Interface dataset entries:

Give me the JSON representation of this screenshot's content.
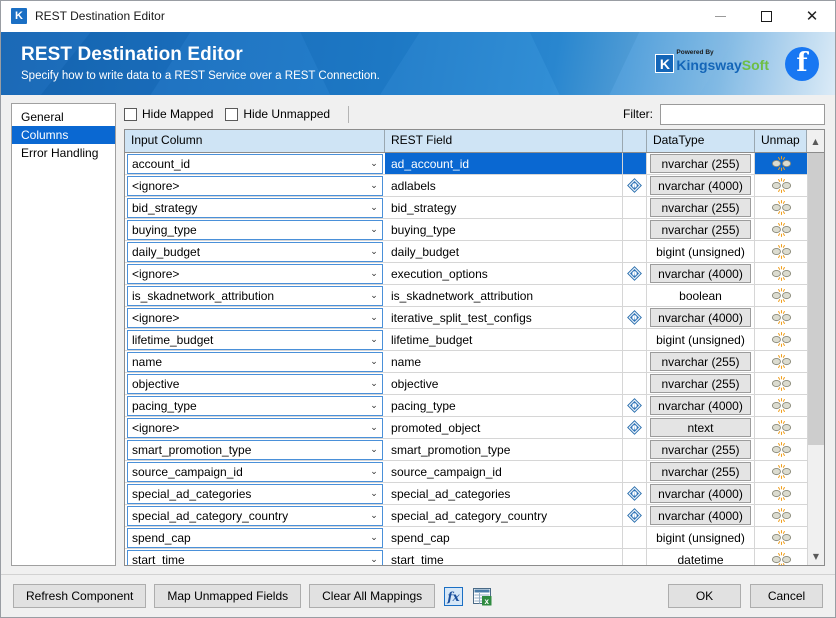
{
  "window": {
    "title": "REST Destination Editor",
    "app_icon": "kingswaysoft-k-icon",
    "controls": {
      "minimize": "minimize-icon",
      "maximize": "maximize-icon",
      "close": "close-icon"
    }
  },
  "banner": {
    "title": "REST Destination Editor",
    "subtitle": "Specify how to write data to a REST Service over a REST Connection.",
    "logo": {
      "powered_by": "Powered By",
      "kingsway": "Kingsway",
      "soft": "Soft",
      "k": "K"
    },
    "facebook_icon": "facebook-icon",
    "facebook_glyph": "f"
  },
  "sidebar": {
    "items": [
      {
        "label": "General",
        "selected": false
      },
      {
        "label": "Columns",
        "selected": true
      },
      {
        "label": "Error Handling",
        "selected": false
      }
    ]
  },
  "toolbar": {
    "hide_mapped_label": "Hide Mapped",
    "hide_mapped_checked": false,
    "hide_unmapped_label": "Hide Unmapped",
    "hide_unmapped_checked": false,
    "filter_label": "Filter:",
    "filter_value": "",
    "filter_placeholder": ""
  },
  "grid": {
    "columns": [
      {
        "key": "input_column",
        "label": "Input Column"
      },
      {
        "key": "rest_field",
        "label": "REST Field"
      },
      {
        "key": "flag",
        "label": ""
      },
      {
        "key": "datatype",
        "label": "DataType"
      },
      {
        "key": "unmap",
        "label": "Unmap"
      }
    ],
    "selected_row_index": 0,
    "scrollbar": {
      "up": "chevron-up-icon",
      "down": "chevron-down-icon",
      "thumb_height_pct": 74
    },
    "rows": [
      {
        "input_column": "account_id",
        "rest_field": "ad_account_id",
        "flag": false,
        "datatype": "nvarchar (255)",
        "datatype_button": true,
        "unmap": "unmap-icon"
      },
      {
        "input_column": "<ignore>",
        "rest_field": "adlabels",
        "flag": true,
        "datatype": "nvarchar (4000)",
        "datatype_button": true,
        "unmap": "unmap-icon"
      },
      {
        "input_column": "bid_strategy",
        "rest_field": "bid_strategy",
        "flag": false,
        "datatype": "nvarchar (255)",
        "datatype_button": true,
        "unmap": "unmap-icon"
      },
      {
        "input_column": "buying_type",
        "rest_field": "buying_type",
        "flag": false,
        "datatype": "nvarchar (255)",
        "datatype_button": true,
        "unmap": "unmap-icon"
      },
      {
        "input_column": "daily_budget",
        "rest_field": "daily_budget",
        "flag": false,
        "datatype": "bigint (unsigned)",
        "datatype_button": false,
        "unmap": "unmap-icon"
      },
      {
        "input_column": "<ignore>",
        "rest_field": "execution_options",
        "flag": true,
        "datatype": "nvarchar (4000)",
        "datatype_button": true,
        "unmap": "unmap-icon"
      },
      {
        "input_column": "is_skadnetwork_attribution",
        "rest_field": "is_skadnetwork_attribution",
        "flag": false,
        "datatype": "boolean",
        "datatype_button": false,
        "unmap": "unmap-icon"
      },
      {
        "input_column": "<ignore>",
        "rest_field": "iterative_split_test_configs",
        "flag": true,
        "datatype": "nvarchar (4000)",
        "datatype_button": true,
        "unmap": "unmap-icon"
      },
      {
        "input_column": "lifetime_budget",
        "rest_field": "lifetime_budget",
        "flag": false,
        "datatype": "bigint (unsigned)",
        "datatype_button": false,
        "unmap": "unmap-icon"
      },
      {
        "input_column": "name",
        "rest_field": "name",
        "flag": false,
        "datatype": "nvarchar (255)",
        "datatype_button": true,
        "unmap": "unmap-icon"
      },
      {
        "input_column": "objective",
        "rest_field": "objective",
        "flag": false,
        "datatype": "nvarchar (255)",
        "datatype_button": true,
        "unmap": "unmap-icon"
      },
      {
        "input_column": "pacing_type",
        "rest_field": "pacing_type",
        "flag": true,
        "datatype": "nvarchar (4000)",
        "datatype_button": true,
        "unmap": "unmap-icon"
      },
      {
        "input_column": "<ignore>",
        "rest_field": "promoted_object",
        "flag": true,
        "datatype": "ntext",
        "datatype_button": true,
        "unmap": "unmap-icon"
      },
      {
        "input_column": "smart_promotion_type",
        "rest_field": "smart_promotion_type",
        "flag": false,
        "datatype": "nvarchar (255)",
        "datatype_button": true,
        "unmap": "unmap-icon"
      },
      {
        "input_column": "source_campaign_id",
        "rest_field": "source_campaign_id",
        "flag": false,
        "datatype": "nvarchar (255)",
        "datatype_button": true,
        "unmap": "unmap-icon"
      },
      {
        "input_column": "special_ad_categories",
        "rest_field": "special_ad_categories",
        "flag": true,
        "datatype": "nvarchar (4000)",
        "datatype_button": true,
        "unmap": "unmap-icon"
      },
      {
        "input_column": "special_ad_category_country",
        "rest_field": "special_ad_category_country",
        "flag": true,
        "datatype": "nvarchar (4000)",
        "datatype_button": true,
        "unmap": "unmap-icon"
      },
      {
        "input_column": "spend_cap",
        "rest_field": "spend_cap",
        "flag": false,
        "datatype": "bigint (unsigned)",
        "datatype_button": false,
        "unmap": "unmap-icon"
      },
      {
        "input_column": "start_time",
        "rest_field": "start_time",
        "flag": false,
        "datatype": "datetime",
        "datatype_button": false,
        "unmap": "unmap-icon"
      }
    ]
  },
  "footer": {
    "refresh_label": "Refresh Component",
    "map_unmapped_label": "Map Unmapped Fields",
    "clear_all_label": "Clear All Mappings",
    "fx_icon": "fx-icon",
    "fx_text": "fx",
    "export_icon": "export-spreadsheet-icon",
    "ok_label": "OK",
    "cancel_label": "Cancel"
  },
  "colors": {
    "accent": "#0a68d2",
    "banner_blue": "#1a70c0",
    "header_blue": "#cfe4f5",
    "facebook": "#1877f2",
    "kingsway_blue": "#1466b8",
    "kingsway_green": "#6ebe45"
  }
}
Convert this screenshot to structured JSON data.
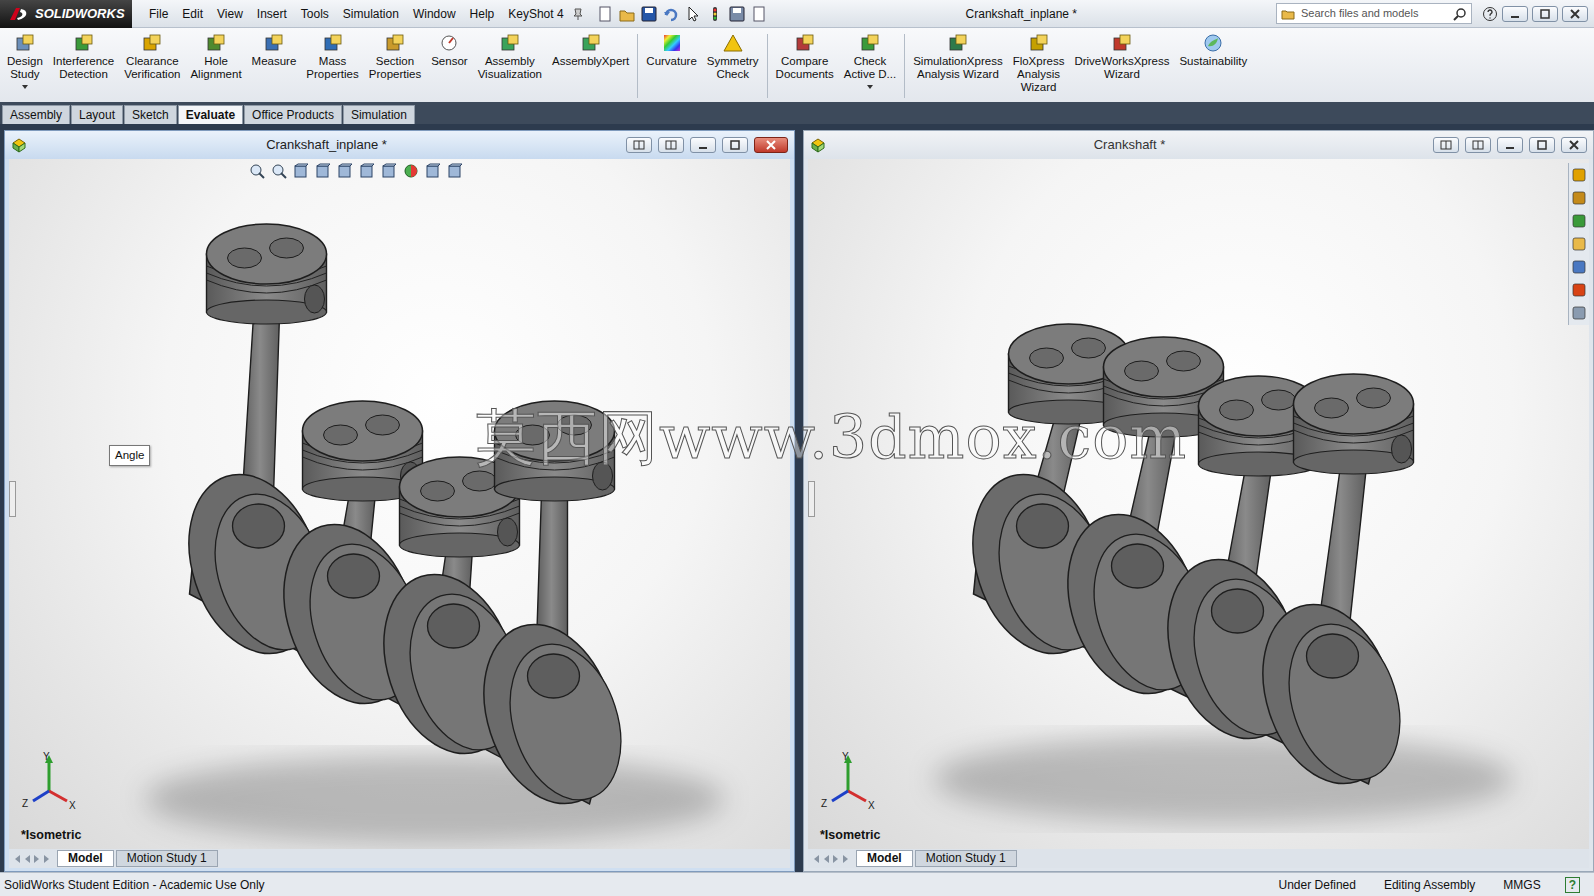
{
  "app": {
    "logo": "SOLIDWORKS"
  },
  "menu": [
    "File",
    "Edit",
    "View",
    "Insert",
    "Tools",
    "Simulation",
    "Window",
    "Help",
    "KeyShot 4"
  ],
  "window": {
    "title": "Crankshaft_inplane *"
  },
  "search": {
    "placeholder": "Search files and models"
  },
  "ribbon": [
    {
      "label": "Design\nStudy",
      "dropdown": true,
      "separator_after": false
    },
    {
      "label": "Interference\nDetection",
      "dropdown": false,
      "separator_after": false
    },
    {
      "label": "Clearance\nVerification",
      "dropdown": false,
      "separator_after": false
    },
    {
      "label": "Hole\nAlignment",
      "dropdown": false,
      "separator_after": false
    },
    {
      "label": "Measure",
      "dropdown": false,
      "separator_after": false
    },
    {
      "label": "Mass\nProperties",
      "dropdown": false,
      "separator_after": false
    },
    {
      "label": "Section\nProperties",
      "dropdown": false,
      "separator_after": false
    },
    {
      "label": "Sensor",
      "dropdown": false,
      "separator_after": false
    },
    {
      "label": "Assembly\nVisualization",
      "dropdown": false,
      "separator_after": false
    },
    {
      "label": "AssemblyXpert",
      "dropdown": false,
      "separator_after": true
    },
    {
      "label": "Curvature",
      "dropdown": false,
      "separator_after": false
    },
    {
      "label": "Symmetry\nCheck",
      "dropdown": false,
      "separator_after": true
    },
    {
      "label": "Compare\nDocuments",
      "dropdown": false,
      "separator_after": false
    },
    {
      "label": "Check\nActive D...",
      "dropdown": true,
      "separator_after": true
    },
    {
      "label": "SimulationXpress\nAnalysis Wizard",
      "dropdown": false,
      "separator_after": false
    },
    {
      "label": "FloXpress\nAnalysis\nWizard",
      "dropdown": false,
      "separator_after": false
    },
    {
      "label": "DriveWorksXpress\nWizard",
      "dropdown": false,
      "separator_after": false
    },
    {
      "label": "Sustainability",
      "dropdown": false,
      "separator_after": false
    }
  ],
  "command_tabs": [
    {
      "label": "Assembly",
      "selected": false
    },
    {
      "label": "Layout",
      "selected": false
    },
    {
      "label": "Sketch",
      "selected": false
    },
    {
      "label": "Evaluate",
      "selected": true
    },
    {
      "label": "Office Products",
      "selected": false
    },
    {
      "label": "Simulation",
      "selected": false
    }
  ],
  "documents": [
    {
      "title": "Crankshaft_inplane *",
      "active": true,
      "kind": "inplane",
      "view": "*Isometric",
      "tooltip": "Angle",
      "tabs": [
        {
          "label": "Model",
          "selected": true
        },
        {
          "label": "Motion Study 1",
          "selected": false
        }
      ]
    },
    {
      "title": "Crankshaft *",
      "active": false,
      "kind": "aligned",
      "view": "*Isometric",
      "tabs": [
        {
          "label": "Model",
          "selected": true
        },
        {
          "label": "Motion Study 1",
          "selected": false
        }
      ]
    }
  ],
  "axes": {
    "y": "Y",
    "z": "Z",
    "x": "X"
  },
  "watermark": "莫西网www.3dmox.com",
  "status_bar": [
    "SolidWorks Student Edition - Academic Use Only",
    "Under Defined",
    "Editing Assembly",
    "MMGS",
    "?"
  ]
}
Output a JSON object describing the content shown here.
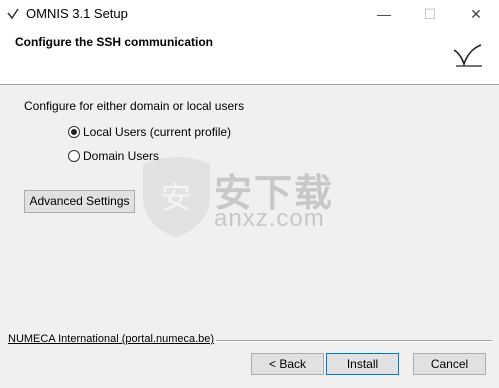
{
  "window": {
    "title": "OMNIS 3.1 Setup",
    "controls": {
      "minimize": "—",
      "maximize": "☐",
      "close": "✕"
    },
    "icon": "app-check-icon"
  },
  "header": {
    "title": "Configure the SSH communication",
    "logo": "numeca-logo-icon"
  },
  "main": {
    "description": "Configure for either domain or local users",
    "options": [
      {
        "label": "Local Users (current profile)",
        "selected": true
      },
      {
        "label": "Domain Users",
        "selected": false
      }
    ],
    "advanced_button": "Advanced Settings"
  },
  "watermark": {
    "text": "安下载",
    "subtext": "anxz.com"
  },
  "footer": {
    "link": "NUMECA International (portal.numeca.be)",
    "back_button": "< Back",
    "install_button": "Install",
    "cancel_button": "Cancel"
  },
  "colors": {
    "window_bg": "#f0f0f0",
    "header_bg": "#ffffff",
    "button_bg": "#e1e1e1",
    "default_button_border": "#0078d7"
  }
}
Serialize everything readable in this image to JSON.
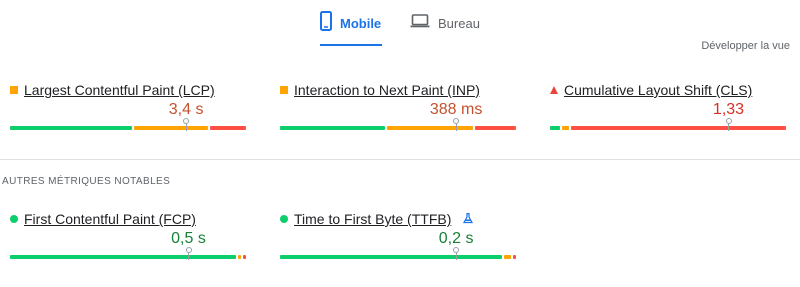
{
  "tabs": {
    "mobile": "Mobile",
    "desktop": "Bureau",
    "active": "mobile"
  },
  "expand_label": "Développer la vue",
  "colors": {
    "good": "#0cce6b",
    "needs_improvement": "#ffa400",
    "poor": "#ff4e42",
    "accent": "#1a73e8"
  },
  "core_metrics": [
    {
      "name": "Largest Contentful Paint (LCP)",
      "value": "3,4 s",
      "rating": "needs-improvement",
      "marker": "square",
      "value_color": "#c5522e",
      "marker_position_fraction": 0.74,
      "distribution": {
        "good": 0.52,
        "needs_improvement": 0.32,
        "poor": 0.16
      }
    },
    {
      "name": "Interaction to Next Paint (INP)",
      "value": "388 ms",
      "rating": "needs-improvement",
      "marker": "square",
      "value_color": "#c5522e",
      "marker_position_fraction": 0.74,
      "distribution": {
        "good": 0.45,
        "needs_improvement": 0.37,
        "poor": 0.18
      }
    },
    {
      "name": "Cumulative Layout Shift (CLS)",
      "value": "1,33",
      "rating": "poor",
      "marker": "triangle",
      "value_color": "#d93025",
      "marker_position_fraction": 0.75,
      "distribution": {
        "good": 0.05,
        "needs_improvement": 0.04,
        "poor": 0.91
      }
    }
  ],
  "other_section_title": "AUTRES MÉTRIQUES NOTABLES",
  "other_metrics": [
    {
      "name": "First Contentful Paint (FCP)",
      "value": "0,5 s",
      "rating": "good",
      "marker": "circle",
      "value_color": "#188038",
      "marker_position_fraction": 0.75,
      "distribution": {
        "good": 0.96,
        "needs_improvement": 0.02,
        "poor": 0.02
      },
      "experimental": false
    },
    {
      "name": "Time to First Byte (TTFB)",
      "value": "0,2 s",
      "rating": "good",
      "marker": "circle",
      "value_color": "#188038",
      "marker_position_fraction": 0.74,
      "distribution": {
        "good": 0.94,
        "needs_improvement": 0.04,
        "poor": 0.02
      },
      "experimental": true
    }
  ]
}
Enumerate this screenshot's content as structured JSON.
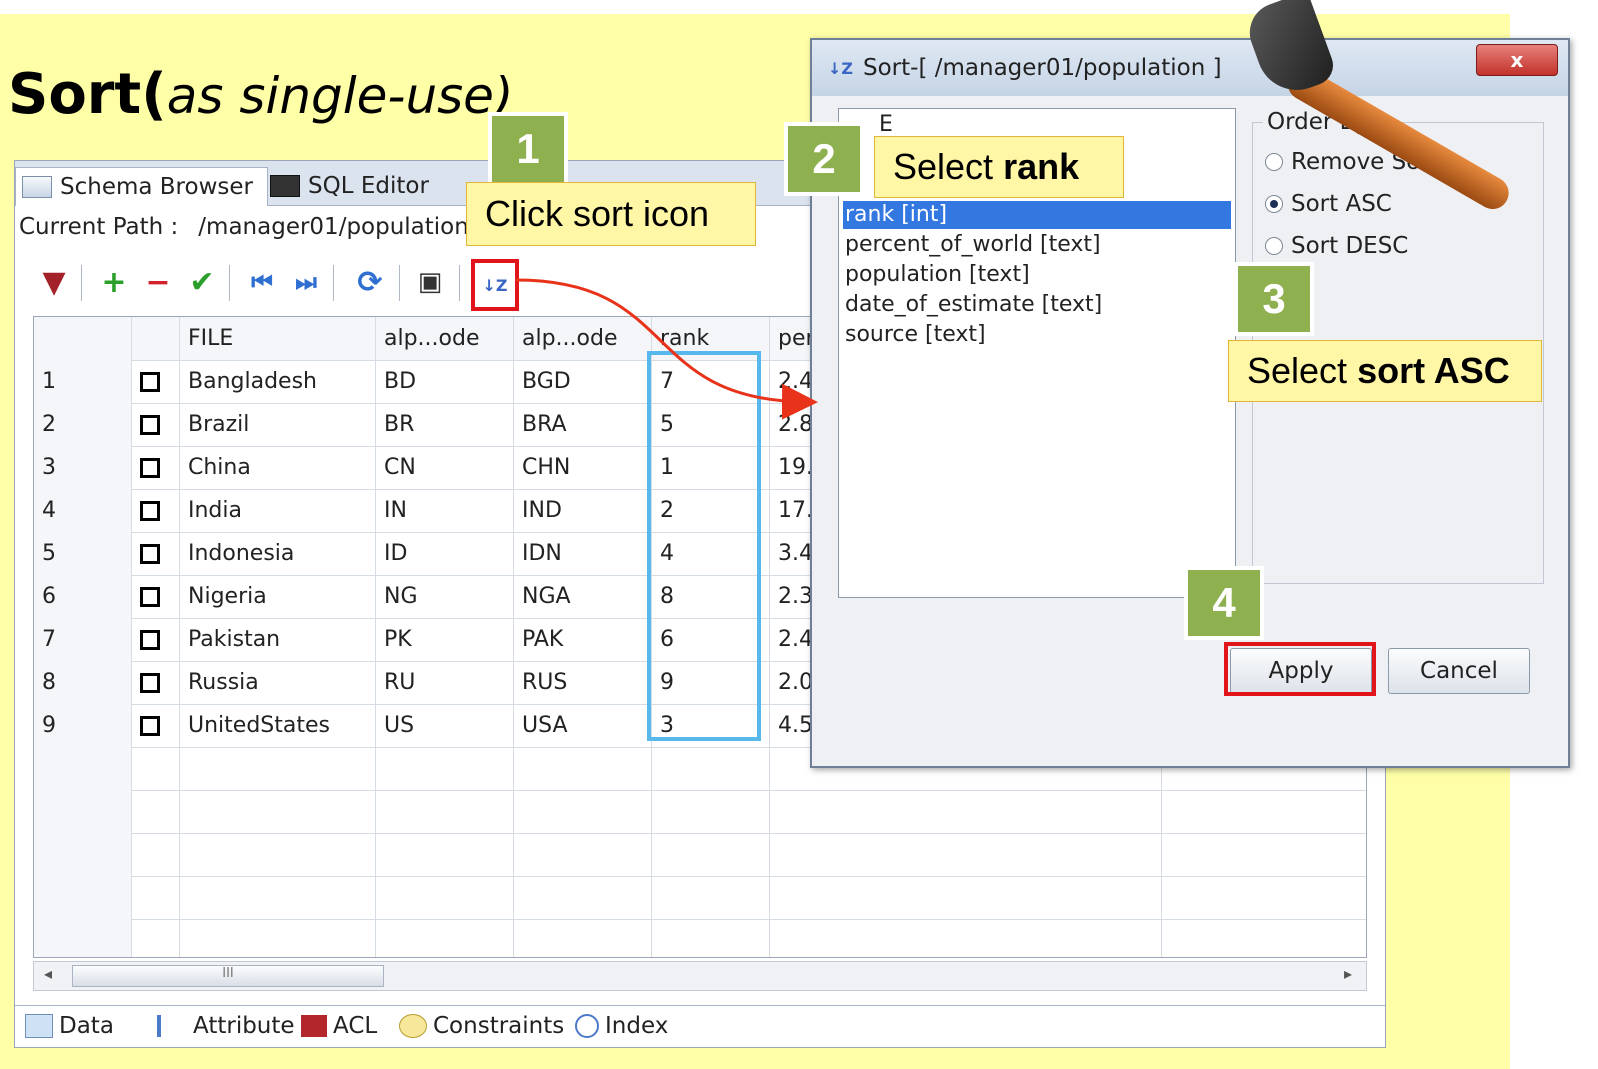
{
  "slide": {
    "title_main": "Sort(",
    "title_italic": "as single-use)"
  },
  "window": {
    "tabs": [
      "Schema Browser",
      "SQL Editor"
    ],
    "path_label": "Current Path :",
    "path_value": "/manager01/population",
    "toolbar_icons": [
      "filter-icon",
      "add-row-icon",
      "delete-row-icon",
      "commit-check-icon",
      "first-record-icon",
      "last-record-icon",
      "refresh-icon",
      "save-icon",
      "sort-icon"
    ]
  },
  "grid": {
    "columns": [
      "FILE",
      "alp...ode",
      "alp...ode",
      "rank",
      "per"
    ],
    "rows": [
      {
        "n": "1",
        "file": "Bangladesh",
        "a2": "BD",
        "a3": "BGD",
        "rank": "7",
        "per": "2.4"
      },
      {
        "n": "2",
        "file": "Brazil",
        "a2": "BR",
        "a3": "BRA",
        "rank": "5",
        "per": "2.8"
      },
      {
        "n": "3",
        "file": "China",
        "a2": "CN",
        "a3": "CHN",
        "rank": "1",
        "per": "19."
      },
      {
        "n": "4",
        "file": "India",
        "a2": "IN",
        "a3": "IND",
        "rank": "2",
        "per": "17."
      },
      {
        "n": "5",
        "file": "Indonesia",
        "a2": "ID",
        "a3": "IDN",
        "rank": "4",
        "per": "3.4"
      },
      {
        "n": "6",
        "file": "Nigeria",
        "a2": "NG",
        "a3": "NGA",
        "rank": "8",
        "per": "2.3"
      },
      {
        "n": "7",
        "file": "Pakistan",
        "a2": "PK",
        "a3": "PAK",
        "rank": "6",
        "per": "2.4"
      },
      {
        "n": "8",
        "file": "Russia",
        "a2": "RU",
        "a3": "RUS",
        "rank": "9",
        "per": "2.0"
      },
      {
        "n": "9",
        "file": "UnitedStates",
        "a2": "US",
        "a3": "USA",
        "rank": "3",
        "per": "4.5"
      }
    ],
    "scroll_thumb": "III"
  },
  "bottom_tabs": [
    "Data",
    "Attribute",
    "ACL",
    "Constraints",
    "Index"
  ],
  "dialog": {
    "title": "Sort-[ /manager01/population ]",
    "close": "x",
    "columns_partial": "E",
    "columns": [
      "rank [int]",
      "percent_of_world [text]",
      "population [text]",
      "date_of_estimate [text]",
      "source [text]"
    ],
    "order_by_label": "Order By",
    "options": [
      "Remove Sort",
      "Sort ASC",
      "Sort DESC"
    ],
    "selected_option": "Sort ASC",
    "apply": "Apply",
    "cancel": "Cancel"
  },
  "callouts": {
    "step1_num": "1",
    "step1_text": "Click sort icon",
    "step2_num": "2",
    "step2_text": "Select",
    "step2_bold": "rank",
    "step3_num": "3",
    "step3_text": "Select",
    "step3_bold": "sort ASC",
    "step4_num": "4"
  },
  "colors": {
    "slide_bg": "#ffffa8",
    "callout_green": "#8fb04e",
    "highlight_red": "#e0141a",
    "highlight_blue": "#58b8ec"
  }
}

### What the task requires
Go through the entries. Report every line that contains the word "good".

### Answer to the exercise
    "good": "#0cce6b",
        "good": 0.52,
        "good": 0.45,
        "good": 0.05,
      "rating": "good",
        "good": 0.96,
      "rating": "good",
        "good": 0.94,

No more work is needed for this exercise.